Look through the lines below and copy each one that includes "contacts".

Stored data
********

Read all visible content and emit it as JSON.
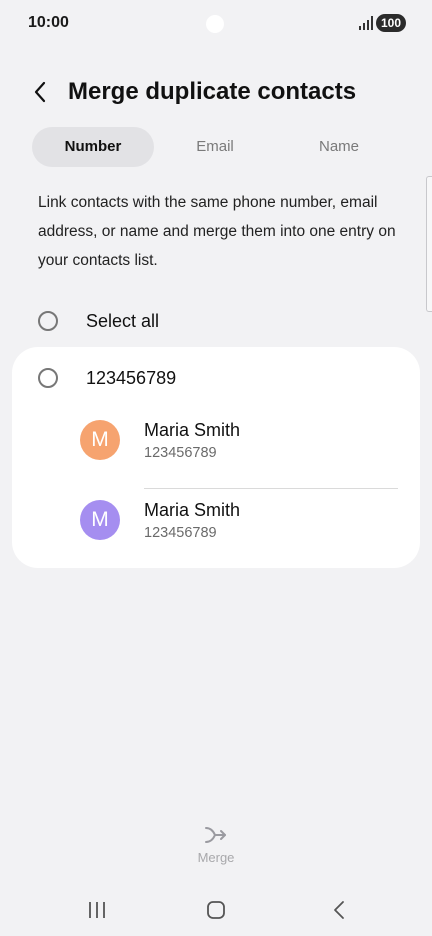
{
  "status_bar": {
    "time": "10:00",
    "battery": "100"
  },
  "header": {
    "title": "Merge duplicate contacts"
  },
  "tabs": [
    {
      "label": "Number",
      "active": true
    },
    {
      "label": "Email",
      "active": false
    },
    {
      "label": "Name",
      "active": false
    }
  ],
  "description": "Link contacts with the same phone number, email address, or name and merge them into one entry on your contacts list.",
  "select_all": {
    "label": "Select all"
  },
  "group": {
    "title": "123456789",
    "contacts": [
      {
        "initial": "M",
        "name": "Maria Smith",
        "number": "123456789",
        "color": "#f6a36f"
      },
      {
        "initial": "M",
        "name": "Maria Smith",
        "number": "123456789",
        "color": "#a58ef0"
      }
    ]
  },
  "merge": {
    "label": "Merge"
  },
  "icons": {
    "back": "chevron-left-icon",
    "merge": "merge-arrows-icon",
    "nav_recents": "recents-icon",
    "nav_home": "home-icon",
    "nav_back": "back-icon"
  }
}
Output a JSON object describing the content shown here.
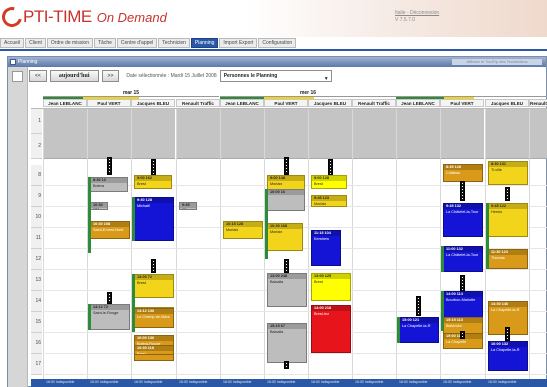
{
  "app": {
    "name": "PTI-TIME",
    "subtitle": "On Demand"
  },
  "header": {
    "user_link": "Italie - Déconnexion",
    "version": "V 7.5.7.0"
  },
  "tabs": [
    {
      "label": "Accueil",
      "active": false
    },
    {
      "label": "Client",
      "active": false
    },
    {
      "label": "Ordre de mission",
      "active": false
    },
    {
      "label": "Tâche",
      "active": false
    },
    {
      "label": "Centre d'appel",
      "active": false
    },
    {
      "label": "Technicien",
      "active": false
    },
    {
      "label": "Planning",
      "active": true
    },
    {
      "label": "Import Export",
      "active": false
    },
    {
      "label": "Configuration",
      "active": false
    }
  ],
  "panel": {
    "title": "Planning",
    "title_right": "Afficher le ToolTip des Techniciens"
  },
  "nav": {
    "prev": "<<",
    "today": "aujourd'hui",
    "next": ">>",
    "selected_date": "Date sélectionnée : Mardi 15 Juillet 2008",
    "select_value": "Personnes le Planning"
  },
  "days": [
    {
      "label": "mar 15"
    },
    {
      "label": "mer 16"
    }
  ],
  "resources": [
    "Jean LEBLANC",
    "Paul VERT",
    "Jacques BLEU",
    "Renault Traffic",
    "Jean LEBLANC",
    "Paul VERT",
    "Jacques BLEU",
    "Renault Traffic",
    "Jean LEBLANC",
    "Paul VERT",
    "Jacques BLEU",
    "Renault T"
  ],
  "hours": [
    "8",
    "9",
    "10",
    "11",
    "12",
    "13",
    "14",
    "15",
    "16",
    "17"
  ],
  "hour_pre": [
    "1",
    "2"
  ],
  "footer_label": "16:00 Indisponible",
  "tasks": [
    {
      "top": "8:30 10",
      "label": "Bolera",
      "color": "#bdbdbd"
    },
    {
      "top": "9:00 162",
      "label": "Brest",
      "color": "#f2d41a"
    },
    {
      "top": "9:00 148",
      "label": "Morlaix",
      "color": "#f2d41a"
    },
    {
      "top": "9:00 128",
      "label": "Brest",
      "color": "#ffff00"
    },
    {
      "top": "9:45 123",
      "label": "Morlaix",
      "color": "#f2d41a"
    },
    {
      "top": "8:45 128",
      "label": "Château",
      "color": "#d89a18"
    },
    {
      "top": "8:30 131",
      "label": "Ti-ville",
      "color": "#f2d41a"
    },
    {
      "top": "9:30 128",
      "label": "Michaël",
      "color": "#1414d6"
    },
    {
      "top": "9:45 18",
      "label": "",
      "color": "#bdbdbd"
    },
    {
      "top": "10:30 174",
      "label": "Brest",
      "color": "#bdbdbd"
    },
    {
      "top": "10:00 16",
      "label": "",
      "color": "#bdbdbd"
    },
    {
      "top": "10:30 108",
      "label": "Saint-Ernest-Nord",
      "color": "#d89a18"
    },
    {
      "top": "11:15 104",
      "label": "Kerstrew",
      "color": "#1414d6"
    },
    {
      "top": "10:30 168",
      "label": "Morlaix",
      "color": "#f2d41a"
    },
    {
      "top": "10:15 128",
      "label": "Morlaix",
      "color": "#f2d41a"
    },
    {
      "top": "9:45 132",
      "label": "La Châtelet-la-Tour",
      "color": "#1414d6"
    },
    {
      "top": "9:45 122",
      "label": "Henrio",
      "color": "#f2d41a"
    },
    {
      "top": "11:00 132",
      "label": "La Châtelet-la-Tour",
      "color": "#1414d6"
    },
    {
      "top": "11:30 123",
      "label": "Thomas",
      "color": "#d89a18"
    },
    {
      "top": "13:00 72",
      "label": "Brest",
      "color": "#f2d41a"
    },
    {
      "top": "13:00 248",
      "label": "Balcalla",
      "color": "#bdbdbd"
    },
    {
      "top": "13:00 125",
      "label": "Brest",
      "color": "#ffff00"
    },
    {
      "top": "13:45 118",
      "label": "Brest",
      "color": "#f2d41a"
    },
    {
      "top": "14:12 72",
      "label": "Saint-le-Rouge",
      "color": "#bdbdbd"
    },
    {
      "top": "14:12 136",
      "label": "Le Champ-de-Mars",
      "color": "#d89a18"
    },
    {
      "top": "14:00 218",
      "label": "Brest-lez",
      "color": "#e8141b"
    },
    {
      "top": "14:00 114",
      "label": "Bourbon-Marlotte",
      "color": "#1414d6"
    },
    {
      "top": "14:30 146",
      "label": "La Chapelle-la-R",
      "color": "#d89a18"
    },
    {
      "top": "15:00 121",
      "label": "La Chapelle-la-R",
      "color": "#1414d6"
    },
    {
      "top": "15:15 113",
      "label": "Balvindor",
      "color": "#d89a18"
    },
    {
      "top": "15:15 67",
      "label": "Balcalla",
      "color": "#bdbdbd"
    },
    {
      "top": "15:00 116",
      "label": "La Chapelle",
      "color": "#d89a18"
    },
    {
      "top": "16:00 136",
      "label": "Bolera-Rouge",
      "color": "#d89a18"
    },
    {
      "top": "16:00 132",
      "label": "La Chapelle-la-R",
      "color": "#1414d6"
    },
    {
      "top": "16:30 118",
      "label": "Brest",
      "color": "#d89a18"
    }
  ],
  "colors": {
    "brand": "#c8322a",
    "tab_active": "#2a58a6",
    "footer": "#2a58a6"
  }
}
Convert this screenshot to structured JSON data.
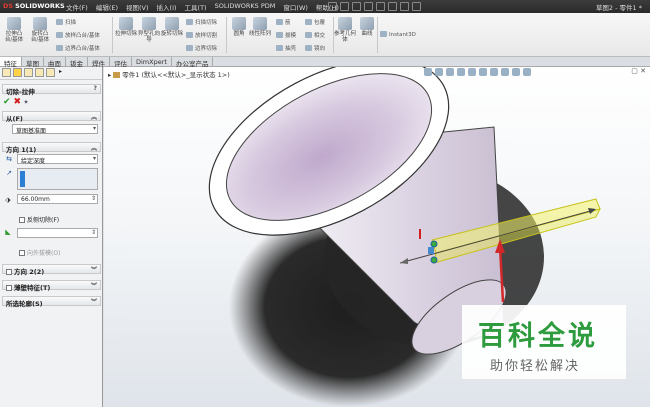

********

Reply:
    "title": "Merge duplicate contacts"
  "description": "Link contacts with the same phone number, email address, or name and merge them into one entry on your contacts list.",
    "contacts": [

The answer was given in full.